Drug companies do not dispute Kirsch's aggregate statistics. Unfortunately, the serotonin-deficit theory of depression is built on a foundation of tissue paper
. The theory hasn't a leg to stand on. Direct evidence doesn't exist.
"If depression can be equally affected by drugs that increase serotonin and by drugs that decrease it," says Kirsch, "it's hard to imagine how the benefits can be due to their chemical activity."
-With Sarah Kliff
Find this article at http://www.newsweek .com/id/232781
I have learned many ways to activate an individuals endocrine system through the Quantum Embodiment methods of psychoneuroimmunology and other techniques. I use these to help activate the needed neuropeptides to return a person to balance and optimum functioning. The 6 to 9 million children currently taken these drugs are only one part of the problem as tens of millions of adults now take these and other psychotropic drugs like anti-depressants.There are 100 million prescription each year written in our country for ADD/ADHD and anti-depressant drugs! These drugs have such a high percentage of negative side effects (40%!) that they become life threatening in themselves.
In fact the leading causes of death and their number of deaths are according to a special study on Dr. Gary Null found:
- Iatrogenic 783,936 (induced inadvertently by a physician, surgeon or by medical treatment or diagnostic procedures!
- Heart disease: 699,69
- Cancer: 553,251
- Stroke (cerebrovascular diseases): 135,952
- Chronic lower respiratory diseases: 127,924
- Accidents (unintentional injuries): 123,706.
There is another way.The 7 Keys helps you activate your own inner pharmacy to get the drugs you need naturally when you need them!
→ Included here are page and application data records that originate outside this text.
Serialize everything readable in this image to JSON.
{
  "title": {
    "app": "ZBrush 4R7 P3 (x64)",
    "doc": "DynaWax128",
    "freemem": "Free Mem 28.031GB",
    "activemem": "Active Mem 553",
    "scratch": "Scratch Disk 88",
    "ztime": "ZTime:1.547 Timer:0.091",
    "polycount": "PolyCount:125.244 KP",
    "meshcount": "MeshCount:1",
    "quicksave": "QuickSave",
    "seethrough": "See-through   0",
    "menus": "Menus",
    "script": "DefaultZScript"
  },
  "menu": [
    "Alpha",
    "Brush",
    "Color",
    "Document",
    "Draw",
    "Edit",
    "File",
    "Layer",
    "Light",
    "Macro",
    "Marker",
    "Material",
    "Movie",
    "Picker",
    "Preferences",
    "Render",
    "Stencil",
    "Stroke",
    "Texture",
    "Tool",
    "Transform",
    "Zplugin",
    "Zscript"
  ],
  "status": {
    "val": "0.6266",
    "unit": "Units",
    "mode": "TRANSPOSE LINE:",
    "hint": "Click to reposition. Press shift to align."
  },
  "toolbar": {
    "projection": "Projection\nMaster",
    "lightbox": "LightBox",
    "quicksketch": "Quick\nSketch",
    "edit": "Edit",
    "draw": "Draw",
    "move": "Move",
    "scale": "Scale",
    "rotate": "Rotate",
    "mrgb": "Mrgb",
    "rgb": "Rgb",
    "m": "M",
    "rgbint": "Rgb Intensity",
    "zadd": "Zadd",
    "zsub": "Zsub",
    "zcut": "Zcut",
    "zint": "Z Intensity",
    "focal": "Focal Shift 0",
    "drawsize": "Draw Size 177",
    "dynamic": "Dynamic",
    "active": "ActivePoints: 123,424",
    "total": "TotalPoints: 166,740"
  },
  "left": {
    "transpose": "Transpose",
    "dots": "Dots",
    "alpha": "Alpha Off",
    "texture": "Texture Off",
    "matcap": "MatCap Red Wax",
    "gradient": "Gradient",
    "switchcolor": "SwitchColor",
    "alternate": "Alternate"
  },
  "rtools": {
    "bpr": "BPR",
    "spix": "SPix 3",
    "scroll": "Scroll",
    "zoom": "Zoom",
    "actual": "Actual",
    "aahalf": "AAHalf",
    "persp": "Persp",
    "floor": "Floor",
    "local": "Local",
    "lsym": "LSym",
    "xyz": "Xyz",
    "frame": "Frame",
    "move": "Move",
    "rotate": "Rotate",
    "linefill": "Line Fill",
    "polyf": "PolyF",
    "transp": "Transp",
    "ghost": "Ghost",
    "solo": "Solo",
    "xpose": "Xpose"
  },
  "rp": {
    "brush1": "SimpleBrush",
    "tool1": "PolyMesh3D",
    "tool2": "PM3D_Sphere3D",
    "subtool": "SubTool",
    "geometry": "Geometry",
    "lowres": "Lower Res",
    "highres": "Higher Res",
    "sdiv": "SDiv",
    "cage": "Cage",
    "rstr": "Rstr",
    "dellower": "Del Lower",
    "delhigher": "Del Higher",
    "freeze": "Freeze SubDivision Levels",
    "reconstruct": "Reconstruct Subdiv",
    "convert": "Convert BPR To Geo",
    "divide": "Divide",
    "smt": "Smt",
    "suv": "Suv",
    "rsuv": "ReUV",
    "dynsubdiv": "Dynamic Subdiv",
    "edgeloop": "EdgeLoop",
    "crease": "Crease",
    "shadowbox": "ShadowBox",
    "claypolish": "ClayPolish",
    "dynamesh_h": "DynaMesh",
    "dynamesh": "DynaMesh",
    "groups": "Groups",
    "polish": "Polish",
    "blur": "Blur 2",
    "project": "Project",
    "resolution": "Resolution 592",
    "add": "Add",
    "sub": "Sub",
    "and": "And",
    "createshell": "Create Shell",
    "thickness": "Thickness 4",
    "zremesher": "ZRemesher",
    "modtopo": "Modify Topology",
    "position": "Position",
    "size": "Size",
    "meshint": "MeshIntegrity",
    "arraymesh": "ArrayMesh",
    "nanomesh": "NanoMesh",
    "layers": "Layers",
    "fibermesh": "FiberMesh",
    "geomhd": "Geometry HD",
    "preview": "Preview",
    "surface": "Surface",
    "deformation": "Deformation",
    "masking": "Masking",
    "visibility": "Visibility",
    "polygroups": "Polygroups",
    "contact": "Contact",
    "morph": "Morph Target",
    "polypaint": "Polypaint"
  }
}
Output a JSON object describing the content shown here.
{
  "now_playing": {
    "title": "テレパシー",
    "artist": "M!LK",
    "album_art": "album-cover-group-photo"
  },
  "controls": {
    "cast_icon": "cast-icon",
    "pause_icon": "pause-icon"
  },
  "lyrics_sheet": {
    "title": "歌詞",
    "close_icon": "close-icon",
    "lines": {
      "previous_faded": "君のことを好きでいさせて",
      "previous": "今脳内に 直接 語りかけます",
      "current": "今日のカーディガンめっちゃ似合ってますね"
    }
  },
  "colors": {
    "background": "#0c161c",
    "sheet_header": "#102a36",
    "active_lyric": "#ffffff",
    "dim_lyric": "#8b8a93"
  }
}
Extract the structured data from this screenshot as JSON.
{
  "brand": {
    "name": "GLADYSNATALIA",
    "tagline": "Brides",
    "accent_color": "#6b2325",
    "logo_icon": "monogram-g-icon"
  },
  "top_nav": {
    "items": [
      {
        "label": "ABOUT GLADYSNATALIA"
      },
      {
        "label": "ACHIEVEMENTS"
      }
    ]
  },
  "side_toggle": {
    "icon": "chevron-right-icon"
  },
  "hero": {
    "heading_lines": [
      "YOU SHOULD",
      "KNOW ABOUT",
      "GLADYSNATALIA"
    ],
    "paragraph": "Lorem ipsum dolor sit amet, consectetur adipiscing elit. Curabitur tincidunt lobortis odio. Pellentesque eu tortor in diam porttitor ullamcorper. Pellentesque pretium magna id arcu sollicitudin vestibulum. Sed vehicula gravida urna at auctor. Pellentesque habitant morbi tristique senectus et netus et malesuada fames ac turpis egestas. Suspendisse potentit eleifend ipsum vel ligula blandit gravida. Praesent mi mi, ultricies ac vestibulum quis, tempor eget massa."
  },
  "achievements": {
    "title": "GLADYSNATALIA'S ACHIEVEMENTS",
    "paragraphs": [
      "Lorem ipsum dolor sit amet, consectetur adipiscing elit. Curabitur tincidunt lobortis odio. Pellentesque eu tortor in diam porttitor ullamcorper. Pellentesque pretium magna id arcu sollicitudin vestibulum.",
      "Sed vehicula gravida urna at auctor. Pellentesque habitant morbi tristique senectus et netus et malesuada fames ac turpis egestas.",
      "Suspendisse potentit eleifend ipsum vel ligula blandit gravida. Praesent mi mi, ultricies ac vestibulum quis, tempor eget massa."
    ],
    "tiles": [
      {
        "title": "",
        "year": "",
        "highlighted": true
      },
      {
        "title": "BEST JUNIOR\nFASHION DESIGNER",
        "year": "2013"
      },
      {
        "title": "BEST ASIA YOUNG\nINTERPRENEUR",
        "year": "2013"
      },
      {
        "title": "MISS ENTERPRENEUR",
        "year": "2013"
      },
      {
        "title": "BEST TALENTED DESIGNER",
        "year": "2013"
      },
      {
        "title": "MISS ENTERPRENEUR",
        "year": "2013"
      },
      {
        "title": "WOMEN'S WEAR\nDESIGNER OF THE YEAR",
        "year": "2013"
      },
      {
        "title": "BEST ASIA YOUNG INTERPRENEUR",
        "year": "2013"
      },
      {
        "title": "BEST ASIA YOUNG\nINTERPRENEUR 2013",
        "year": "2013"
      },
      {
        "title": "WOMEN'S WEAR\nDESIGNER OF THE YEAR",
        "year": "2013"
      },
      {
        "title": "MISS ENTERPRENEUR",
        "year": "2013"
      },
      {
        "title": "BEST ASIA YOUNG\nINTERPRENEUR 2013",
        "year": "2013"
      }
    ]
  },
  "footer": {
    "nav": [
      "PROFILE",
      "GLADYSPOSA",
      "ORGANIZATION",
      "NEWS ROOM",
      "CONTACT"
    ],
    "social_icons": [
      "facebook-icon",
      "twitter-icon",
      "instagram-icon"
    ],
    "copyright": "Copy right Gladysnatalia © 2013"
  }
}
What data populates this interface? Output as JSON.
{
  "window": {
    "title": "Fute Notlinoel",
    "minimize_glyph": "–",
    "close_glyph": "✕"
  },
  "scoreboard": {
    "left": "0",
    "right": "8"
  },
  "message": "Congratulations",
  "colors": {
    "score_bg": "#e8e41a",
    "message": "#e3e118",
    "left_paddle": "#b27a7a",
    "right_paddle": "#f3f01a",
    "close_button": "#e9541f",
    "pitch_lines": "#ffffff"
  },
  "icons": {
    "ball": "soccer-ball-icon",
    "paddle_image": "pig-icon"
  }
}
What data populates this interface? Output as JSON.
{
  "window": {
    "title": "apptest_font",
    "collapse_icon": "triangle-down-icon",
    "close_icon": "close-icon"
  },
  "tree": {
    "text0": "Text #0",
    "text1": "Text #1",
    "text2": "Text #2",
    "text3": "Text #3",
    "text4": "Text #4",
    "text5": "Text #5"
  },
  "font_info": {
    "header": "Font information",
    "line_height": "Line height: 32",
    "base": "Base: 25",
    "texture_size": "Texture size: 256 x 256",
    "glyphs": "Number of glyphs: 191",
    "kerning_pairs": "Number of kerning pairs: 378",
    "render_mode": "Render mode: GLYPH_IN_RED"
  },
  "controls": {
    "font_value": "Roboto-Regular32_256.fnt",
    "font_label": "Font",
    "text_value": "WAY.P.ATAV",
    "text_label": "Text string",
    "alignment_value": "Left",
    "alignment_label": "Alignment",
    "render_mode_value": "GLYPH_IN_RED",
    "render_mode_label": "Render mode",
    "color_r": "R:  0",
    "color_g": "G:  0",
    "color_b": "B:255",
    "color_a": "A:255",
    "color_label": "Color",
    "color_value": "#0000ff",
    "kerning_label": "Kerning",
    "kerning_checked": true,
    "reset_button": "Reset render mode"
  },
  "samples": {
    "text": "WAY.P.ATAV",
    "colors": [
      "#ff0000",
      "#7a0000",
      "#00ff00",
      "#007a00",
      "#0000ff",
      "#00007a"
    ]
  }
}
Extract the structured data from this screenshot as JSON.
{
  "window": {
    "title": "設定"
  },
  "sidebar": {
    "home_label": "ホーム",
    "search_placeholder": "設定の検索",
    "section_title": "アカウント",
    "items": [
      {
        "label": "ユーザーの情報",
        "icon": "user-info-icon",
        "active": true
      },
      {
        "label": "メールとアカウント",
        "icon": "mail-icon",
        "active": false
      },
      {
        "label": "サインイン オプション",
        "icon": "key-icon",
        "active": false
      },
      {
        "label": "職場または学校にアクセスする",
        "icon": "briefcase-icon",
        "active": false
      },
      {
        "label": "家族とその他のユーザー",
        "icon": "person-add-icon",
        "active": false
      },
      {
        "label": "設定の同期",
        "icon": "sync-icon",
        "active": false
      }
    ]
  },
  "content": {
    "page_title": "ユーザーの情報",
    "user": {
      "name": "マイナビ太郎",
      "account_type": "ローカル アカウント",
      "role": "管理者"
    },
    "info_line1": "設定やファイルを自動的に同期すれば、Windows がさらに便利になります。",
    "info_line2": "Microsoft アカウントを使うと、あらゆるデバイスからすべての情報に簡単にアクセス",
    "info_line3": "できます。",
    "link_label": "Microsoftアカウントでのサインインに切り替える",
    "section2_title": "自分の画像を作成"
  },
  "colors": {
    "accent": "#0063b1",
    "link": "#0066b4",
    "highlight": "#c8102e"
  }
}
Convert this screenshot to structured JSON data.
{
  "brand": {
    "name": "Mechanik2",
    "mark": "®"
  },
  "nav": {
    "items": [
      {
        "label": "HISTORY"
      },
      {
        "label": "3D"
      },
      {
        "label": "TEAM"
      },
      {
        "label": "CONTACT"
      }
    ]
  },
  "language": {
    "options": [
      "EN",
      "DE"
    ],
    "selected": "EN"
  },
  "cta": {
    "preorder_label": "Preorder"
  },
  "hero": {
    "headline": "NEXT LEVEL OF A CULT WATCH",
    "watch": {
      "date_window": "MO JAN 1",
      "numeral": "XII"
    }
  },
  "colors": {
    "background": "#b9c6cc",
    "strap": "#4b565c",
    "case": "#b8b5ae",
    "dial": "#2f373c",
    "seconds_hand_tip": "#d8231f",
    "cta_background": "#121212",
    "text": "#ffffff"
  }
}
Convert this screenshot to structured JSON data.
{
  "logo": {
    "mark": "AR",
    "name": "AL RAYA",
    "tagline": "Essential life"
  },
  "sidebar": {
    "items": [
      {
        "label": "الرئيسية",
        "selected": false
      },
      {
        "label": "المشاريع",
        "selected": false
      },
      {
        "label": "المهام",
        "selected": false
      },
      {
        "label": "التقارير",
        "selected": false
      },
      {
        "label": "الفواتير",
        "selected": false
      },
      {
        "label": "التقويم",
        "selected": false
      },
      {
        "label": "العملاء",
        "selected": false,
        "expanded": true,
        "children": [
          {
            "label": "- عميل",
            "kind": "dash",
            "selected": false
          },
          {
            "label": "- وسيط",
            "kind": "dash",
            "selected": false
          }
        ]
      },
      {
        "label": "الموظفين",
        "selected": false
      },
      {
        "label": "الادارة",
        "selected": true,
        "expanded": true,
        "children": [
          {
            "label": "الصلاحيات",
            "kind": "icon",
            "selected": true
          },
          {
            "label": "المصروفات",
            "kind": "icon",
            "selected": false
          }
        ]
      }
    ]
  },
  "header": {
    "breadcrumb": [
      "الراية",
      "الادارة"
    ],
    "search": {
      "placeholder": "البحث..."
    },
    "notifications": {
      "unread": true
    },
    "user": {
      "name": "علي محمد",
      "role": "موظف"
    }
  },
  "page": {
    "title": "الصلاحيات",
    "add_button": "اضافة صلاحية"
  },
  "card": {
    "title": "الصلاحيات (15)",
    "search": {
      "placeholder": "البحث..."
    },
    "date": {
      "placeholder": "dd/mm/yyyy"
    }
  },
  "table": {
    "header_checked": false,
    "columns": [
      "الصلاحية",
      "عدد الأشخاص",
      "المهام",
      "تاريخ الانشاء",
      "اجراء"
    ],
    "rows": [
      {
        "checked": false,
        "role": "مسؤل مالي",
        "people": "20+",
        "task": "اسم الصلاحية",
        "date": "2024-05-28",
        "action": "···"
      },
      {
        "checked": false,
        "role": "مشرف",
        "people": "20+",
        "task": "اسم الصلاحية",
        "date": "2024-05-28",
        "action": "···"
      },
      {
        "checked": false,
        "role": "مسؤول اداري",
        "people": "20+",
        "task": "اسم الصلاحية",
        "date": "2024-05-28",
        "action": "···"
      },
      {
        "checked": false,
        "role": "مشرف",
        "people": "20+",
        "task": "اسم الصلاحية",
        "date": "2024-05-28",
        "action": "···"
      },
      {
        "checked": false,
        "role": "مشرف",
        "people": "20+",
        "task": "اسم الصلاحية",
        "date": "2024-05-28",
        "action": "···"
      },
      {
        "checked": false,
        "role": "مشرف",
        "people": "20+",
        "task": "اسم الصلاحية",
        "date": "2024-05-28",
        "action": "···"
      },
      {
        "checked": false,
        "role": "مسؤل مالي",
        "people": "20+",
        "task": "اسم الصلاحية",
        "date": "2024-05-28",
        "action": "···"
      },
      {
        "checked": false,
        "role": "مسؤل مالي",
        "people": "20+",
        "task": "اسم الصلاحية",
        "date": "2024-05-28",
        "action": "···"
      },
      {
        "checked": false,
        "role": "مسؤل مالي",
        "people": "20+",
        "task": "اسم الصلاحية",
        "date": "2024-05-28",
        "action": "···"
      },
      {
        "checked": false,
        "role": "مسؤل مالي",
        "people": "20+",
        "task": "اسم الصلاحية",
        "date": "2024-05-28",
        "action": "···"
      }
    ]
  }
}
#Self Improvement #Transformation #Healing #Forgiveness #A Course in Miracles #ADHD #ADD #Stress management # Miracles #Self help #Attention Development # Emotional Wellness #Emotional Intelligence # Quantum Embodiment’